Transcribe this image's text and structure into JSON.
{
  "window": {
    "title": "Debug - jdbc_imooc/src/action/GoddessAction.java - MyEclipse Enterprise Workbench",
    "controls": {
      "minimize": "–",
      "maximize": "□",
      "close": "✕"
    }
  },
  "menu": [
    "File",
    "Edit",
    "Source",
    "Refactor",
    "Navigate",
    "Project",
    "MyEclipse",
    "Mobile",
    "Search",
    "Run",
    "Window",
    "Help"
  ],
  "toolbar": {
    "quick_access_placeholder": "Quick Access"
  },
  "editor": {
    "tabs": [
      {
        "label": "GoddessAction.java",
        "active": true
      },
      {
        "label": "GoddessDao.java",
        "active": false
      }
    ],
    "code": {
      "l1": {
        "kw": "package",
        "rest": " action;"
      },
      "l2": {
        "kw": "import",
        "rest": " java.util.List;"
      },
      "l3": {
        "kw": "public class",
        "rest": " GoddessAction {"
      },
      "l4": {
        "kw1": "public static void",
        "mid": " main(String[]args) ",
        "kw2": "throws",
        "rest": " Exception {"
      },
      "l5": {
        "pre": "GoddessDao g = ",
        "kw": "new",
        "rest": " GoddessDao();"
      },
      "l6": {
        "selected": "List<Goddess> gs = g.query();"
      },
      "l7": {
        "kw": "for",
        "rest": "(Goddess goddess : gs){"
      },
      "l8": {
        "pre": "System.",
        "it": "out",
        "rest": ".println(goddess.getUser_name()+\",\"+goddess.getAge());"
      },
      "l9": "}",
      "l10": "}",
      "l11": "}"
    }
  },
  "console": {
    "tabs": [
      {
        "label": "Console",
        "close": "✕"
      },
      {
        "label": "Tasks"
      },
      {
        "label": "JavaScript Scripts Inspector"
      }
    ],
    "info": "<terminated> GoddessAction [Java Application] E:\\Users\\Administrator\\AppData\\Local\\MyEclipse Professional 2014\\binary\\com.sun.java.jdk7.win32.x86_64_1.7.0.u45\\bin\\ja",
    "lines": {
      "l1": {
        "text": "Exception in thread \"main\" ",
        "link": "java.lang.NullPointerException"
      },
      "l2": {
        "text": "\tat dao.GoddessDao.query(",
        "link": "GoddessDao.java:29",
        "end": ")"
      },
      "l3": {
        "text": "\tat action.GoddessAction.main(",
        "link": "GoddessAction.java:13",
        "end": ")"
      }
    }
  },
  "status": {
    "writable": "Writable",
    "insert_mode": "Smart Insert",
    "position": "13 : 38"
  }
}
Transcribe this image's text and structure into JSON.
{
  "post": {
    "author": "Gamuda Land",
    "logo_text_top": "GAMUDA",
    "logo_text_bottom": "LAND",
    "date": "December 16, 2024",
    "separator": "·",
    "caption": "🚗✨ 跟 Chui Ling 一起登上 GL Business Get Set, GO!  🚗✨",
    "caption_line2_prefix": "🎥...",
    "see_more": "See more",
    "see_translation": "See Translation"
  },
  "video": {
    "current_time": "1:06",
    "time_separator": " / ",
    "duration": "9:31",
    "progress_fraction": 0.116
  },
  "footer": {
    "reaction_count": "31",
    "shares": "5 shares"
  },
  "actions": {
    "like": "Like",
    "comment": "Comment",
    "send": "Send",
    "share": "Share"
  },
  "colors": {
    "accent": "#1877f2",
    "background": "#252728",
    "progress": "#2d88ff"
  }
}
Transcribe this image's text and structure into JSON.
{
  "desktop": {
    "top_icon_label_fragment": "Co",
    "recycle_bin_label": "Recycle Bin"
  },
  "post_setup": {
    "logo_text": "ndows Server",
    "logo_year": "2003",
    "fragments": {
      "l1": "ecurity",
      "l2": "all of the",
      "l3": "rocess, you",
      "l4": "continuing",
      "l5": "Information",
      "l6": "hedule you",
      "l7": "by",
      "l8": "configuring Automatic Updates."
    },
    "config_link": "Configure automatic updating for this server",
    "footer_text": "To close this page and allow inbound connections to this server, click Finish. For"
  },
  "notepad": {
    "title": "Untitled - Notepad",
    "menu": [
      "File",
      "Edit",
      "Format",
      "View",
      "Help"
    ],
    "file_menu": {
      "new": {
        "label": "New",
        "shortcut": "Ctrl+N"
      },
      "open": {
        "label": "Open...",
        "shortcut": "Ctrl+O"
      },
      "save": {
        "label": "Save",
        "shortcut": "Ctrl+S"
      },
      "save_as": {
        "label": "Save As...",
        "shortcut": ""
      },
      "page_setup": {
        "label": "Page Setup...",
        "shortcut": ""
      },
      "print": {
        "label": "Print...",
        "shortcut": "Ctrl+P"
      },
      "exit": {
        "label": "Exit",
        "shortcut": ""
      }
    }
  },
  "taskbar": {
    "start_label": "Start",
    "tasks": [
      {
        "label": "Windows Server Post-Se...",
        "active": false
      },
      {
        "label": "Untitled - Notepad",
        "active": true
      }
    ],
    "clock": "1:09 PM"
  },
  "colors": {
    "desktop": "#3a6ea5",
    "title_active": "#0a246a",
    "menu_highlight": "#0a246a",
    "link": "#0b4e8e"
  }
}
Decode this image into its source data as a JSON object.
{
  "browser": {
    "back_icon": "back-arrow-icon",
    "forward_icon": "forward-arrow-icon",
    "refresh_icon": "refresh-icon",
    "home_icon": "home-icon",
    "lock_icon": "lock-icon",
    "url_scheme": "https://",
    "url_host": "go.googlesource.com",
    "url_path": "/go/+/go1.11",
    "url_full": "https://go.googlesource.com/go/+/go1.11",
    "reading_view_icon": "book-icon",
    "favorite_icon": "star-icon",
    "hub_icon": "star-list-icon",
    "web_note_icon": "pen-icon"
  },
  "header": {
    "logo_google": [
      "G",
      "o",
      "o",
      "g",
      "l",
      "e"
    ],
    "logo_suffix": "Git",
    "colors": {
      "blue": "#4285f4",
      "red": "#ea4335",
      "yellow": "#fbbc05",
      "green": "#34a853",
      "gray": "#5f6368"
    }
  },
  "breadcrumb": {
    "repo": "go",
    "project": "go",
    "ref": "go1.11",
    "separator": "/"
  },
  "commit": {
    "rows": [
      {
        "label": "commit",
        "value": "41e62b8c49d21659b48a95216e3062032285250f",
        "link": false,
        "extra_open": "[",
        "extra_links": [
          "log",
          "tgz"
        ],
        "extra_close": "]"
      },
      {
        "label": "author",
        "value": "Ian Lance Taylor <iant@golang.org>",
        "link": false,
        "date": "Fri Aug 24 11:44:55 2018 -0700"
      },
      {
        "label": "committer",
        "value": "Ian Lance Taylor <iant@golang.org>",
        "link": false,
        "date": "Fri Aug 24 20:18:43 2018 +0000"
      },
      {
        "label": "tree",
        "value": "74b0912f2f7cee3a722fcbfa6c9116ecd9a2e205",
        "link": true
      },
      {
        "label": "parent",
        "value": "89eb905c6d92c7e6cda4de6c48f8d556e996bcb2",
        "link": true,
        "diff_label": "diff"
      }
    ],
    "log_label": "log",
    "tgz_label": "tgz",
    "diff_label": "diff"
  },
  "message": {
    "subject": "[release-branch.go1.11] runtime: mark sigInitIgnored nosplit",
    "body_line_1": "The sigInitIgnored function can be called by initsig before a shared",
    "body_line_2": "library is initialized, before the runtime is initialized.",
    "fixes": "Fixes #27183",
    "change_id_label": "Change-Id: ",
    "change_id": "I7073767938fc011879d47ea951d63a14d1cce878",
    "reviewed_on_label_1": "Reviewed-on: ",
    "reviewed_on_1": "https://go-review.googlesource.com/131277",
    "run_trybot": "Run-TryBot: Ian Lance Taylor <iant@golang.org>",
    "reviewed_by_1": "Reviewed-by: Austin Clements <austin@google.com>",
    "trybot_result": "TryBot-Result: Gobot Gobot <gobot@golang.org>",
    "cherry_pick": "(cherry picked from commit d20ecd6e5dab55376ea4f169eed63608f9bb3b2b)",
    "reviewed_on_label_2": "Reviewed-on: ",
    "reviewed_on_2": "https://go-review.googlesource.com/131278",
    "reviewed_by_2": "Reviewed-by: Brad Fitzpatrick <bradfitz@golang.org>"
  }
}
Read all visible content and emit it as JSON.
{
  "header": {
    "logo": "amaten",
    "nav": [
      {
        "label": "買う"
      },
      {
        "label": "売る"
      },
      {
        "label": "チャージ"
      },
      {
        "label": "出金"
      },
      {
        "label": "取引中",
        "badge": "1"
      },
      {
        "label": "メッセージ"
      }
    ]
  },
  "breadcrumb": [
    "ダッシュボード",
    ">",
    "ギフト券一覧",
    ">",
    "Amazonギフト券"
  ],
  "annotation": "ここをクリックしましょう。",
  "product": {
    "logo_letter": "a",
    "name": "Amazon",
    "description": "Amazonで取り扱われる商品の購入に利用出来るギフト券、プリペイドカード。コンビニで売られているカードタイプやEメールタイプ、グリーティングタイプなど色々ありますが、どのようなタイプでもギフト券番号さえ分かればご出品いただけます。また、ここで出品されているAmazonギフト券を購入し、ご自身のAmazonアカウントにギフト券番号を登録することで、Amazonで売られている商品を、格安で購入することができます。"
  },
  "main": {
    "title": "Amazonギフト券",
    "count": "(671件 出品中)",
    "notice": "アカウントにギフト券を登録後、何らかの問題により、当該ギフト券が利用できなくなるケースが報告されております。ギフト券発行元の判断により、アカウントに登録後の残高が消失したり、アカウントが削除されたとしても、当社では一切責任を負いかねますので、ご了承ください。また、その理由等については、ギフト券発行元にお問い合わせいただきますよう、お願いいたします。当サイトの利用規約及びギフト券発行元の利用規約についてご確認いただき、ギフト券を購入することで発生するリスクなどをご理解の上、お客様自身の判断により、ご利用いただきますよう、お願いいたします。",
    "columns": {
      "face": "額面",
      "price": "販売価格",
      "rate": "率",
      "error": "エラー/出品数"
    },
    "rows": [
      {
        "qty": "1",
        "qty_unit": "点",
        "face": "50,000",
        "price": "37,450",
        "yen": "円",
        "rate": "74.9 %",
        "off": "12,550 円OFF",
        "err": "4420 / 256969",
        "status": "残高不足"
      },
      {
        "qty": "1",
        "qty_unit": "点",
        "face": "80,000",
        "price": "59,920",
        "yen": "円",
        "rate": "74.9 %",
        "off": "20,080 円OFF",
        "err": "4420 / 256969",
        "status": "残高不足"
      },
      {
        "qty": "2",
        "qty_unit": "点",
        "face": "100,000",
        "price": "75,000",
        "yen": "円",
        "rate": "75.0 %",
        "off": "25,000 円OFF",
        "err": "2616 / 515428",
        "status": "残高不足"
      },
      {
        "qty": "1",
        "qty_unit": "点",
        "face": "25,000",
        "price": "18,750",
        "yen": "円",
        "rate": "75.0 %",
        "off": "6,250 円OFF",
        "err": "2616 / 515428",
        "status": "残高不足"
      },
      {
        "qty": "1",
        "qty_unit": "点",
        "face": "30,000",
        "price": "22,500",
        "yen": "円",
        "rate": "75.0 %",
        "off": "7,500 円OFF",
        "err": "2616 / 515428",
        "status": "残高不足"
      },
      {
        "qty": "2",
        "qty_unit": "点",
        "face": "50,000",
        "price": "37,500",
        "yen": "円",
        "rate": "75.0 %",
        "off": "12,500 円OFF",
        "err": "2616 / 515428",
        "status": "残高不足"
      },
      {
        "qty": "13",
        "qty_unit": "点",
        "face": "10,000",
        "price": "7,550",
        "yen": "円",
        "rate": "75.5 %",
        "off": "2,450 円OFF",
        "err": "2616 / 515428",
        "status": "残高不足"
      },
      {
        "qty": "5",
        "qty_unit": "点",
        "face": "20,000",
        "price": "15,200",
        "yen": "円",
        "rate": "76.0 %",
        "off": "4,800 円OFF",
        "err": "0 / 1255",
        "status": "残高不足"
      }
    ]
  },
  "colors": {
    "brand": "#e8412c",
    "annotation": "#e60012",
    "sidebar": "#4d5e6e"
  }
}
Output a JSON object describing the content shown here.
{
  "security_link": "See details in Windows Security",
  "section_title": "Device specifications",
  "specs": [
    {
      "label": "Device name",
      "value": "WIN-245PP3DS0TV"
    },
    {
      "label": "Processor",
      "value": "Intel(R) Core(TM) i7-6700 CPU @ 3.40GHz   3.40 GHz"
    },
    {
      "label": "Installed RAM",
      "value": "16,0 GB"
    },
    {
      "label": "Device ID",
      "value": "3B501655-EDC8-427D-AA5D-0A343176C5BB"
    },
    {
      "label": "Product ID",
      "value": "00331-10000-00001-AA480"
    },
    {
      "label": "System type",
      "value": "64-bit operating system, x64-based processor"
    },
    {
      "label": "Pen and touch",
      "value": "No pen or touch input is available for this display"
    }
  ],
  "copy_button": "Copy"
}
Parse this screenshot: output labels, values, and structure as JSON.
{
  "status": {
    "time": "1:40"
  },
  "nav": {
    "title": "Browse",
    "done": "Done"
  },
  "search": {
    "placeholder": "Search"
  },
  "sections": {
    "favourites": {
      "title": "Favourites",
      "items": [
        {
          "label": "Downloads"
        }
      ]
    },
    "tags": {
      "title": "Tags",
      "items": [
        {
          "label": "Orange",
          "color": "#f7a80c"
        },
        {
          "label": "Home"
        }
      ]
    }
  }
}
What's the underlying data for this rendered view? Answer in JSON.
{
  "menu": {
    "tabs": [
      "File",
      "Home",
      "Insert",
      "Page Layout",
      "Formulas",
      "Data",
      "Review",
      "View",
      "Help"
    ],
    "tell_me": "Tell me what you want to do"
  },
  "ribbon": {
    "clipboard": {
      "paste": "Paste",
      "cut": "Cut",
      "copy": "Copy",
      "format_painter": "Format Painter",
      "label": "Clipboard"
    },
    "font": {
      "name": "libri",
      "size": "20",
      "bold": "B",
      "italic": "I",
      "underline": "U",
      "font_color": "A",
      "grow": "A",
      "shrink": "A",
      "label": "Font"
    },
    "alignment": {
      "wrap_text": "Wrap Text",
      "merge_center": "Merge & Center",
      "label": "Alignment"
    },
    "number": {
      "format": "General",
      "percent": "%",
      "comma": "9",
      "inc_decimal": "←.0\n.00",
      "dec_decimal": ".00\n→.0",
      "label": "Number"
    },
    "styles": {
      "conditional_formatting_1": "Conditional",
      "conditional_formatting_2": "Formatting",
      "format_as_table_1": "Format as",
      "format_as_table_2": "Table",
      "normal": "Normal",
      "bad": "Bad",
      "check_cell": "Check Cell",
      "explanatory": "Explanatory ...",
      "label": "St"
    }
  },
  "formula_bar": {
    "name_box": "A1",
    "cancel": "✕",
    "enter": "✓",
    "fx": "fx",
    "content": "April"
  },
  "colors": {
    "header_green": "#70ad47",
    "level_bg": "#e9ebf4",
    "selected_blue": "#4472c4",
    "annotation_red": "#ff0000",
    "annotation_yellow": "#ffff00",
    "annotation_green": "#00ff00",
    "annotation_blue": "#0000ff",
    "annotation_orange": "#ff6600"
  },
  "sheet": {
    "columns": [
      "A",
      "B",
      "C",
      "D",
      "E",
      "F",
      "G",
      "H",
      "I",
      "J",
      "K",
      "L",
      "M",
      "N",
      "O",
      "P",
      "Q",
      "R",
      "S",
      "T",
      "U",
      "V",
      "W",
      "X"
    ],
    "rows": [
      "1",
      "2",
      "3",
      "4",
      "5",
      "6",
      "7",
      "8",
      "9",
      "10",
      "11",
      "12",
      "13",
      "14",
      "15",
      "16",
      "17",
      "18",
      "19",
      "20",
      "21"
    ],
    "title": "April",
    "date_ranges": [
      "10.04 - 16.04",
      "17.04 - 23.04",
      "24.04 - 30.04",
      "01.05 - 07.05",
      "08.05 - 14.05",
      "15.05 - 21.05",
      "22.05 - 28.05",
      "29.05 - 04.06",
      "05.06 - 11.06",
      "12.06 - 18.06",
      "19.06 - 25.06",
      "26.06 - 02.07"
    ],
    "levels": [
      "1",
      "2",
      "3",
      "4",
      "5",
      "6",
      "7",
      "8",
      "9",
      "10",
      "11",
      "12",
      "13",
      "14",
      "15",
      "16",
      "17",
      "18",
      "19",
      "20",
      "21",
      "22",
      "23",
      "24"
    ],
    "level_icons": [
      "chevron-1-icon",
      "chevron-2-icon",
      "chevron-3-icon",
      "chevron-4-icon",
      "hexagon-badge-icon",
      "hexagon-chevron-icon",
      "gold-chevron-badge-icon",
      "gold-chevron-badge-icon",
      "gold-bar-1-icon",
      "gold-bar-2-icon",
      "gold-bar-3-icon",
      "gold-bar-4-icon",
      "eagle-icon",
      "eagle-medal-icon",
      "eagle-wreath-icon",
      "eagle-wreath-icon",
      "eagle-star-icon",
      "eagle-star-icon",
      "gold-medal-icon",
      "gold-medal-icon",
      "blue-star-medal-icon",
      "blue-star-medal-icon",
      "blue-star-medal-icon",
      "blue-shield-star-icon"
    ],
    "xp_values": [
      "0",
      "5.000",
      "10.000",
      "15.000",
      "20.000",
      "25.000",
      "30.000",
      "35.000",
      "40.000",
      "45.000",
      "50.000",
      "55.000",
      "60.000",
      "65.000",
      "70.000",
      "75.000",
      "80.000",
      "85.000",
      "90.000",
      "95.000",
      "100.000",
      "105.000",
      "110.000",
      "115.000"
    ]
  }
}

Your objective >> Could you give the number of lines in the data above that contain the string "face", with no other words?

Response to this exercise >> 9